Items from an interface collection
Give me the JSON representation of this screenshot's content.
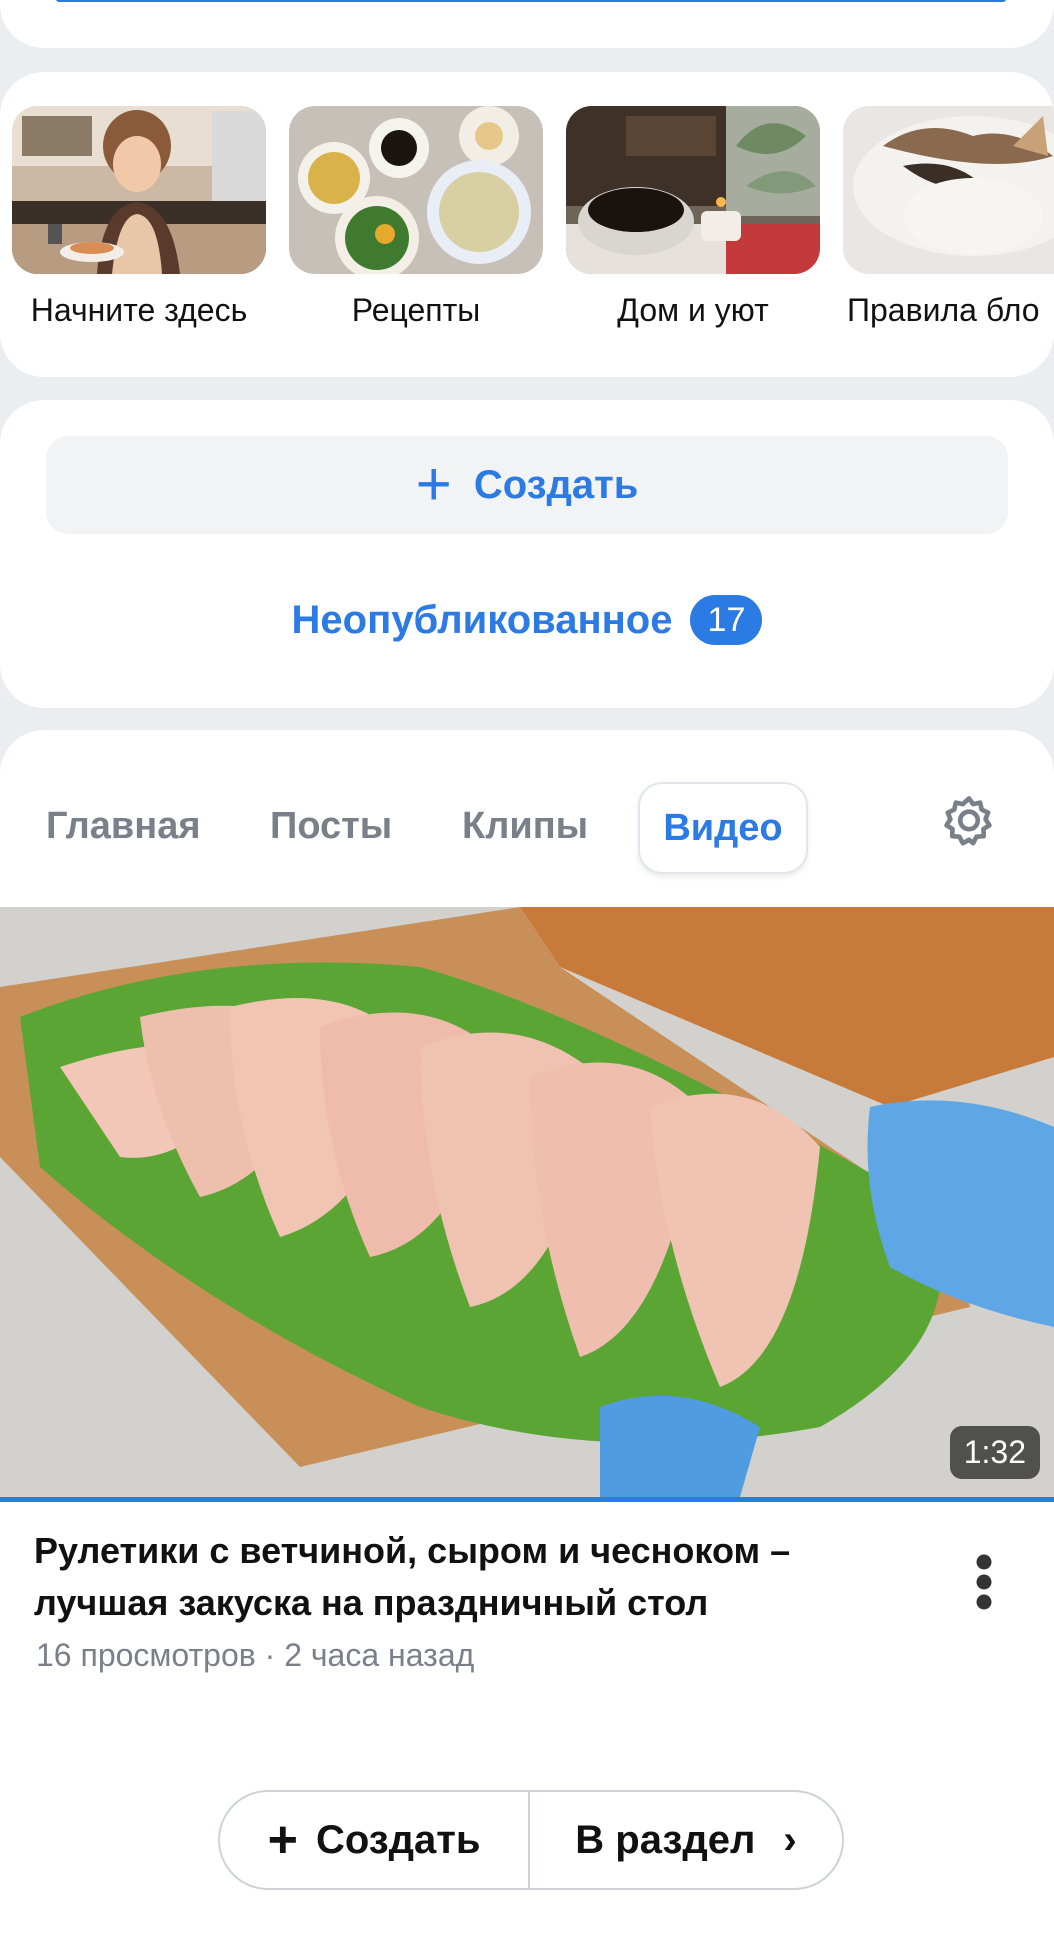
{
  "stories": [
    {
      "label": "Начните здесь"
    },
    {
      "label": "Рецепты"
    },
    {
      "label": "Дом и уют"
    },
    {
      "label": "Правила бло"
    }
  ],
  "create": {
    "label": "Создать",
    "icon": "plus-icon"
  },
  "unpublished": {
    "label": "Неопубликованное",
    "count": "17"
  },
  "tabs": [
    {
      "label": "Главная",
      "active": false
    },
    {
      "label": "Посты",
      "active": false
    },
    {
      "label": "Клипы",
      "active": false
    },
    {
      "label": "Видео",
      "active": true
    }
  ],
  "settings_icon": "gear-icon",
  "video": {
    "duration": "1:32",
    "title": "Рулетики с ветчиной, сыром и чесноком – лучшая закуска на праздничный стол",
    "views": "16 просмотров",
    "separator": "·",
    "time": "2 часа назад"
  },
  "bottom_bar": {
    "create_label": "Создать",
    "section_label": "В раздел"
  },
  "colors": {
    "accent": "#2c7be5",
    "background": "#ebedf0",
    "muted_text": "#7a8089"
  }
}
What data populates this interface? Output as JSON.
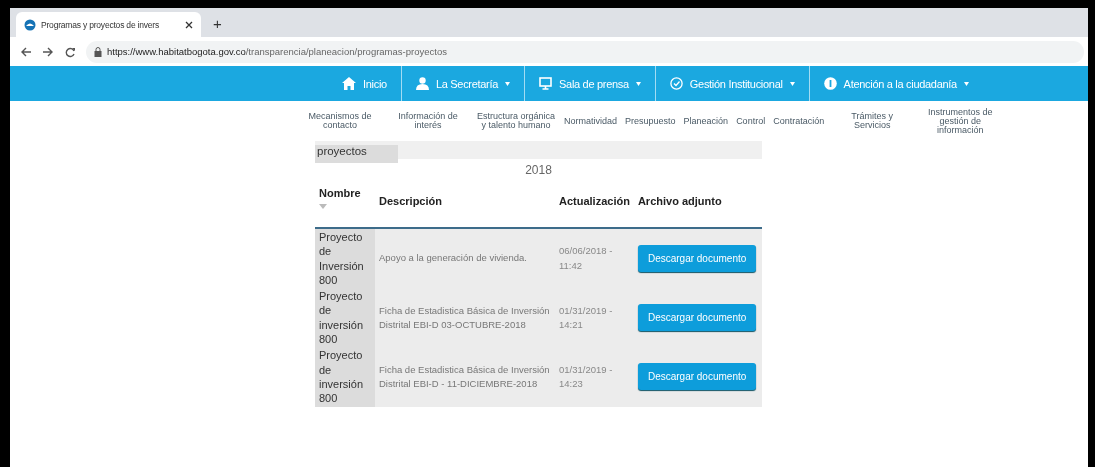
{
  "browser": {
    "tab_title": "Programas y proyectos de invers",
    "new_tab": "+",
    "url_host": "https://www.habitatbogota.gov.co",
    "url_path": "/transparencia/planeacion/programas-proyectos"
  },
  "main_nav": [
    {
      "label": "Inicio",
      "dropdown": false
    },
    {
      "label": "La Secretaría",
      "dropdown": true
    },
    {
      "label": "Sala de prensa",
      "dropdown": true
    },
    {
      "label": "Gestión Institucional",
      "dropdown": true
    },
    {
      "label": "Atención a la ciudadanía",
      "dropdown": true
    }
  ],
  "sub_nav": [
    "Mecanismos de contacto",
    "Información de interés",
    "Estructura orgánica y talento humano",
    "Normatividad",
    "Presupuesto",
    "Planeación",
    "Control",
    "Contratación",
    "Trámites y Servicios",
    "Instrumentos de gestión de información"
  ],
  "section_label": "proyectos",
  "year": "2018",
  "table": {
    "columns": [
      "Nombre",
      "Descripción",
      "Actualización",
      "Archivo adjunto"
    ],
    "rows": [
      {
        "name": "Proyecto de Inversión 800",
        "description": "Apoyo a la generación de vivienda.",
        "updated": "06/06/2018 - 11:42",
        "button": "Descargar documento"
      },
      {
        "name": "Proyecto de inversión 800",
        "description": "Ficha de Estadistica Básica de Inversión Distrital EBI-D 03-OCTUBRE-2018",
        "updated": "01/31/2019 - 14:21",
        "button": "Descargar documento"
      },
      {
        "name": "Proyecto de inversión 800",
        "description": "Ficha de Estadistica Básica de Inversión Distrital EBI-D - 11-DICIEMBRE-2018",
        "updated": "01/31/2019 - 14:23",
        "button": "Descargar documento"
      }
    ]
  }
}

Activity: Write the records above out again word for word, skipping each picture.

Response:
Give me the JSON representation of this screenshot's content.
{
  "stories": [
    {
      "label": "Начните здесь"
    },
    {
      "label": "Рецепты"
    },
    {
      "label": "Дом и уют"
    },
    {
      "label": "Правила бло"
    }
  ],
  "create": {
    "label": "Создать",
    "icon": "plus-icon"
  },
  "unpublished": {
    "label": "Неопубликованное",
    "count": "17"
  },
  "tabs": [
    {
      "label": "Главная",
      "active": false
    },
    {
      "label": "Посты",
      "active": false
    },
    {
      "label": "Клипы",
      "active": false
    },
    {
      "label": "Видео",
      "active": true
    }
  ],
  "settings_icon": "gear-icon",
  "video": {
    "duration": "1:32",
    "title": "Рулетики с ветчиной, сыром и чесноком – лучшая закуска на праздничный стол",
    "views": "16 просмотров",
    "separator": "·",
    "time": "2 часа назад"
  },
  "bottom_bar": {
    "create_label": "Создать",
    "section_label": "В раздел"
  },
  "colors": {
    "accent": "#2c7be5",
    "background": "#ebedf0",
    "muted_text": "#7a8089"
  }
}
What data populates this interface? Output as JSON.
{
  "browser": {
    "tab_title": "Programas y proyectos de invers",
    "new_tab": "+",
    "url_host": "https://www.habitatbogota.gov.co",
    "url_path": "/transparencia/planeacion/programas-proyectos"
  },
  "main_nav": [
    {
      "label": "Inicio",
      "dropdown": false
    },
    {
      "label": "La Secretaría",
      "dropdown": true
    },
    {
      "label": "Sala de prensa",
      "dropdown": true
    },
    {
      "label": "Gestión Institucional",
      "dropdown": true
    },
    {
      "label": "Atención a la ciudadanía",
      "dropdown": true
    }
  ],
  "sub_nav": [
    "Mecanismos de contacto",
    "Información de interés",
    "Estructura orgánica y talento humano",
    "Normatividad",
    "Presupuesto",
    "Planeación",
    "Control",
    "Contratación",
    "Trámites y Servicios",
    "Instrumentos de gestión de información"
  ],
  "section_label": "proyectos",
  "year": "2018",
  "table": {
    "columns": [
      "Nombre",
      "Descripción",
      "Actualización",
      "Archivo adjunto"
    ],
    "rows": [
      {
        "name": "Proyecto de Inversión 800",
        "description": "Apoyo a la generación de vivienda.",
        "updated": "06/06/2018 - 11:42",
        "button": "Descargar documento"
      },
      {
        "name": "Proyecto de inversión 800",
        "description": "Ficha de Estadistica Básica de Inversión Distrital EBI-D 03-OCTUBRE-2018",
        "updated": "01/31/2019 - 14:21",
        "button": "Descargar documento"
      },
      {
        "name": "Proyecto de inversión 800",
        "description": "Ficha de Estadistica Básica de Inversión Distrital EBI-D - 11-DICIEMBRE-2018",
        "updated": "01/31/2019 - 14:23",
        "button": "Descargar documento"
      }
    ]
  }
}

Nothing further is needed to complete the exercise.